┌──

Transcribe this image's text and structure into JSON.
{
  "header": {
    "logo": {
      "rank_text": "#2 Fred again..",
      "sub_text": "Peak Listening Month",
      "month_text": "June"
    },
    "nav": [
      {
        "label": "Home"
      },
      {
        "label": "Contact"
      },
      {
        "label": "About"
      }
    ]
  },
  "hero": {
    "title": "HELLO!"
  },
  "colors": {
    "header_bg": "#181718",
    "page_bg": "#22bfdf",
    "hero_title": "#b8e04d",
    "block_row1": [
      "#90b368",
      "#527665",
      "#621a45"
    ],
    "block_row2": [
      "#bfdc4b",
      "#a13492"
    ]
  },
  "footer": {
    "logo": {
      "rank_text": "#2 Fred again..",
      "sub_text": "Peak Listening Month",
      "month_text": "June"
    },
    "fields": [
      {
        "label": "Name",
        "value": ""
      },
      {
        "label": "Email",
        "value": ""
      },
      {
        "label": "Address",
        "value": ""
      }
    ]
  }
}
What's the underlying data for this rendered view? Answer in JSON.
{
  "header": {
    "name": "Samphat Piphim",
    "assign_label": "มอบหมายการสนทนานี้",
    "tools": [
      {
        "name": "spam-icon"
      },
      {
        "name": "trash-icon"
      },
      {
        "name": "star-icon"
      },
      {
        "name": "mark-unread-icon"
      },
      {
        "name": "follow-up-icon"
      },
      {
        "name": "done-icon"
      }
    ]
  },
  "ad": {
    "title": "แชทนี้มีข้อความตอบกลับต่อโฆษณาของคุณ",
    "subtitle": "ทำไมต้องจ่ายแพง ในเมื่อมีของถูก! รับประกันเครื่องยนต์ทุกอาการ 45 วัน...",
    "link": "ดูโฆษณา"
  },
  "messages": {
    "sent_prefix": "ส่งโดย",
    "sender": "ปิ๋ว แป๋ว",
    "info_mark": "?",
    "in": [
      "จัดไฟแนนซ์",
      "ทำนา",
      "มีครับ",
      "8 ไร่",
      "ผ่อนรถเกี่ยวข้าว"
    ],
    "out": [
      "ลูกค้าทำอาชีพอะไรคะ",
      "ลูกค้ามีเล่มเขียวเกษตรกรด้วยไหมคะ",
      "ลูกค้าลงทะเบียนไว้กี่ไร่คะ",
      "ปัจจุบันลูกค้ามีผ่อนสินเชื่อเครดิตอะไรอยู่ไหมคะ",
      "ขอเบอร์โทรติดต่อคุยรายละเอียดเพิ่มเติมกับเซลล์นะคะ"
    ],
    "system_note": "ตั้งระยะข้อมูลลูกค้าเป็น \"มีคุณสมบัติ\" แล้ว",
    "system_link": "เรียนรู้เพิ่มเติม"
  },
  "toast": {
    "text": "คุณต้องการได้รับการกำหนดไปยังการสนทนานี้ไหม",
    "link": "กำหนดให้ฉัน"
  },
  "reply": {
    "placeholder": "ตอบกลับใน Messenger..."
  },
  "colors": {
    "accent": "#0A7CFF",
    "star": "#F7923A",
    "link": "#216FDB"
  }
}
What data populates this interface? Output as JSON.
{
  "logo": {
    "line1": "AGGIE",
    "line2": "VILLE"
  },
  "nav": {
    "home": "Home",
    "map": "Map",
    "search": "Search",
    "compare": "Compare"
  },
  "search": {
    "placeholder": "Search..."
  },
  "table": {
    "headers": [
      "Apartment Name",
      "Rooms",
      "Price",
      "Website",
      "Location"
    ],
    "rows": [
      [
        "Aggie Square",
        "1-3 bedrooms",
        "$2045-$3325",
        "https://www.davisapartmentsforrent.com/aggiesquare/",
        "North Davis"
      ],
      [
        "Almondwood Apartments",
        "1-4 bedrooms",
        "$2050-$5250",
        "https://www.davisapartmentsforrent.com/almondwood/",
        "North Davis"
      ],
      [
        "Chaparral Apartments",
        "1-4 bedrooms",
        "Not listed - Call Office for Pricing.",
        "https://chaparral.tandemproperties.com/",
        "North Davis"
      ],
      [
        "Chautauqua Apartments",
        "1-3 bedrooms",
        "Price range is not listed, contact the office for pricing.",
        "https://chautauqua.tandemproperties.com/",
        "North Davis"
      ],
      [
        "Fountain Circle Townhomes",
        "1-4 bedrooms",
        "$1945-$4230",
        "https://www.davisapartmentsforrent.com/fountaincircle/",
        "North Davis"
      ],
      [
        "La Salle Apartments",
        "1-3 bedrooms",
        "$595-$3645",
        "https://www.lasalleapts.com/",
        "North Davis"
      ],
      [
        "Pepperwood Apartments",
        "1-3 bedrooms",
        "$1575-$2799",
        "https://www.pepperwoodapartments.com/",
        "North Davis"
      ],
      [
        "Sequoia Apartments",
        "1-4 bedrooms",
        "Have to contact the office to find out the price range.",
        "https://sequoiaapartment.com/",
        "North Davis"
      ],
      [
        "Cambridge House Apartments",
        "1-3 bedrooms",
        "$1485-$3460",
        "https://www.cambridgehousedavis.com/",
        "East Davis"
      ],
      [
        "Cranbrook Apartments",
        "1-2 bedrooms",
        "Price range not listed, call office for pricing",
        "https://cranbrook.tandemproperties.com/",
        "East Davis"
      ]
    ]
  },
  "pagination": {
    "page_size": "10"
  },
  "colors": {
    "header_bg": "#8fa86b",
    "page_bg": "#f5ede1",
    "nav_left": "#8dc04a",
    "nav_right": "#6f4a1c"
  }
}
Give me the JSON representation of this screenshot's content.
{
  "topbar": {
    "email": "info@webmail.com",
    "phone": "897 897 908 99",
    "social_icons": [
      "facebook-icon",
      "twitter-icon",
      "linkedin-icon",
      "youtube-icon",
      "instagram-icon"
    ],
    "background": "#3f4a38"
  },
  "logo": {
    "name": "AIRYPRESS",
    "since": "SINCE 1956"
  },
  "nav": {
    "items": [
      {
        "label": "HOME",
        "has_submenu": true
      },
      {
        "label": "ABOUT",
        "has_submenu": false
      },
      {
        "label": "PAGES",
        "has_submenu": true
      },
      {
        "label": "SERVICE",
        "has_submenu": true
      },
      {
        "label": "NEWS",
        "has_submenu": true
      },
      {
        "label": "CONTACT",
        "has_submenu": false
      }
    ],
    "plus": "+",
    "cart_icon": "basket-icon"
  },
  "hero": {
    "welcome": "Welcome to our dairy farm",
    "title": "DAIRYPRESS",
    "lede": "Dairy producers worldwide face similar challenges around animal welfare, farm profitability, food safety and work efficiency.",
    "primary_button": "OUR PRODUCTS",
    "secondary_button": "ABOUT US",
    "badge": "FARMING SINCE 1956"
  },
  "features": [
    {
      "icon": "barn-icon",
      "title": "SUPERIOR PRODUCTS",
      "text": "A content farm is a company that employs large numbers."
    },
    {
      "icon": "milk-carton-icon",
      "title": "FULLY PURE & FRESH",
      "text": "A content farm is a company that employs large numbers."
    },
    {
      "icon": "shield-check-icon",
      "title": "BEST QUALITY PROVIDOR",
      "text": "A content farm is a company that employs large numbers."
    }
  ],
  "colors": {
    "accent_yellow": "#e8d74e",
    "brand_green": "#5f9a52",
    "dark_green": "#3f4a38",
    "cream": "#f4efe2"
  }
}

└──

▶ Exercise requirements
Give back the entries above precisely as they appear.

▶ Result of the exercise
Transcribe this image's text and structure into JSON.
{
  "header": {
    "logo": {
      "rank_text": "#2 Fred again..",
      "sub_text": "Peak Listening Month",
      "month_text": "June"
    },
    "nav": [
      {
        "label": "Home"
      },
      {
        "label": "Contact"
      },
      {
        "label": "About"
      }
    ]
  },
  "hero": {
    "title": "HELLO!"
  },
  "colors": {
    "header_bg": "#181718",
    "page_bg": "#22bfdf",
    "hero_title": "#b8e04d",
    "block_row1": [
      "#90b368",
      "#527665",
      "#621a45"
    ],
    "block_row2": [
      "#bfdc4b",
      "#a13492"
    ]
  },
  "footer": {
    "logo": {
      "rank_text": "#2 Fred again..",
      "sub_text": "Peak Listening Month",
      "month_text": "June"
    },
    "fields": [
      {
        "label": "Name",
        "value": ""
      },
      {
        "label": "Email",
        "value": ""
      },
      {
        "label": "Address",
        "value": ""
      }
    ]
  }
}
What's the underlying data for this rendered view? Answer in JSON.
{
  "header": {
    "name": "Samphat Piphim",
    "assign_label": "มอบหมายการสนทนานี้",
    "tools": [
      {
        "name": "spam-icon"
      },
      {
        "name": "trash-icon"
      },
      {
        "name": "star-icon"
      },
      {
        "name": "mark-unread-icon"
      },
      {
        "name": "follow-up-icon"
      },
      {
        "name": "done-icon"
      }
    ]
  },
  "ad": {
    "title": "แชทนี้มีข้อความตอบกลับต่อโฆษณาของคุณ",
    "subtitle": "ทำไมต้องจ่ายแพง ในเมื่อมีของถูก! รับประกันเครื่องยนต์ทุกอาการ 45 วัน...",
    "link": "ดูโฆษณา"
  },
  "messages": {
    "sent_prefix": "ส่งโดย",
    "sender": "ปิ๋ว แป๋ว",
    "info_mark": "?",
    "in": [
      "จัดไฟแนนซ์",
      "ทำนา",
      "มีครับ",
      "8 ไร่",
      "ผ่อนรถเกี่ยวข้าว"
    ],
    "out": [
      "ลูกค้าทำอาชีพอะไรคะ",
      "ลูกค้ามีเล่มเขียวเกษตรกรด้วยไหมคะ",
      "ลูกค้าลงทะเบียนไว้กี่ไร่คะ",
      "ปัจจุบันลูกค้ามีผ่อนสินเชื่อเครดิตอะไรอยู่ไหมคะ",
      "ขอเบอร์โทรติดต่อคุยรายละเอียดเพิ่มเติมกับเซลล์นะคะ"
    ],
    "system_note": "ตั้งระยะข้อมูลลูกค้าเป็น \"มีคุณสมบัติ\" แล้ว",
    "system_link": "เรียนรู้เพิ่มเติม"
  },
  "toast": {
    "text": "คุณต้องการได้รับการกำหนดไปยังการสนทนานี้ไหม",
    "link": "กำหนดให้ฉัน"
  },
  "reply": {
    "placeholder": "ตอบกลับใน Messenger..."
  },
  "colors": {
    "accent": "#0A7CFF",
    "star": "#F7923A",
    "link": "#216FDB"
  }
}
What data populates this interface? Output as JSON.
{
  "logo": {
    "line1": "AGGIE",
    "line2": "VILLE"
  },
  "nav": {
    "home": "Home",
    "map": "Map",
    "search": "Search",
    "compare": "Compare"
  },
  "search": {
    "placeholder": "Search..."
  },
  "table": {
    "headers": [
      "Apartment Name",
      "Rooms",
      "Price",
      "Website",
      "Location"
    ],
    "rows": [
      [
        "Aggie Square",
        "1-3 bedrooms",
        "$2045-$3325",
        "https://www.davisapartmentsforrent.com/aggiesquare/",
        "North Davis"
      ],
      [
        "Almondwood Apartments",
        "1-4 bedrooms",
        "$2050-$5250",
        "https://www.davisapartmentsforrent.com/almondwood/",
        "North Davis"
      ],
      [
        "Chaparral Apartments",
        "1-4 bedrooms",
        "Not listed - Call Office for Pricing.",
        "https://chaparral.tandemproperties.com/",
        "North Davis"
      ],
      [
        "Chautauqua Apartments",
        "1-3 bedrooms",
        "Price range is not listed, contact the office for pricing.",
        "https://chautauqua.tandemproperties.com/",
        "North Davis"
      ],
      [
        "Fountain Circle Townhomes",
        "1-4 bedrooms",
        "$1945-$4230",
        "https://www.davisapartmentsforrent.com/fountaincircle/",
        "North Davis"
      ],
      [
        "La Salle Apartments",
        "1-3 bedrooms",
        "$595-$3645",
        "https://www.lasalleapts.com/",
        "North Davis"
      ],
      [
        "Pepperwood Apartments",
        "1-3 bedrooms",
        "$1575-$2799",
        "https://www.pepperwoodapartments.com/",
        "North Davis"
      ],
      [
        "Sequoia Apartments",
        "1-4 bedrooms",
        "Have to contact the office to find out the price range.",
        "https://sequoiaapartment.com/",
        "North Davis"
      ],
      [
        "Cambridge House Apartments",
        "1-3 bedrooms",
        "$1485-$3460",
        "https://www.cambridgehousedavis.com/",
        "East Davis"
      ],
      [
        "Cranbrook Apartments",
        "1-2 bedrooms",
        "Price range not listed, call office for pricing",
        "https://cranbrook.tandemproperties.com/",
        "East Davis"
      ]
    ]
  },
  "pagination": {
    "page_size": "10"
  },
  "colors": {
    "header_bg": "#8fa86b",
    "page_bg": "#f5ede1",
    "nav_left": "#8dc04a",
    "nav_right": "#6f4a1c"
  }
}
Give me the JSON representation of this screenshot's content.
{
  "topbar": {
    "email": "info@webmail.com",
    "phone": "897 897 908 99",
    "social_icons": [
      "facebook-icon",
      "twitter-icon",
      "linkedin-icon",
      "youtube-icon",
      "instagram-icon"
    ],
    "background": "#3f4a38"
  },
  "logo": {
    "name": "AIRYPRESS",
    "since": "SINCE 1956"
  },
  "nav": {
    "items": [
      {
        "label": "HOME",
        "has_submenu": true
      },
      {
        "label": "ABOUT",
        "has_submenu": false
      },
      {
        "label": "PAGES",
        "has_submenu": true
      },
      {
        "label": "SERVICE",
        "has_submenu": true
      },
      {
        "label": "NEWS",
        "has_submenu": true
      },
      {
        "label": "CONTACT",
        "has_submenu": false
      }
    ],
    "plus": "+",
    "cart_icon": "basket-icon"
  },
  "hero": {
    "welcome": "Welcome to our dairy farm",
    "title": "DAIRYPRESS",
    "lede": "Dairy producers worldwide face similar challenges around animal welfare, farm profitability, food safety and work efficiency.",
    "primary_button": "OUR PRODUCTS",
    "secondary_button": "ABOUT US",
    "badge": "FARMING SINCE 1956"
  },
  "features": [
    {
      "icon": "barn-icon",
      "title": "SUPERIOR PRODUCTS",
      "text": "A content farm is a company that employs large numbers."
    },
    {
      "icon": "milk-carton-icon",
      "title": "FULLY PURE & FRESH",
      "text": "A content farm is a company that employs large numbers."
    },
    {
      "icon": "shield-check-icon",
      "title": "BEST QUALITY PROVIDOR",
      "text": "A content farm is a company that employs large numbers."
    }
  ],
  "colors": {
    "accent_yellow": "#e8d74e",
    "brand_green": "#5f9a52",
    "dark_green": "#3f4a38",
    "cream": "#f4efe2"
  }
}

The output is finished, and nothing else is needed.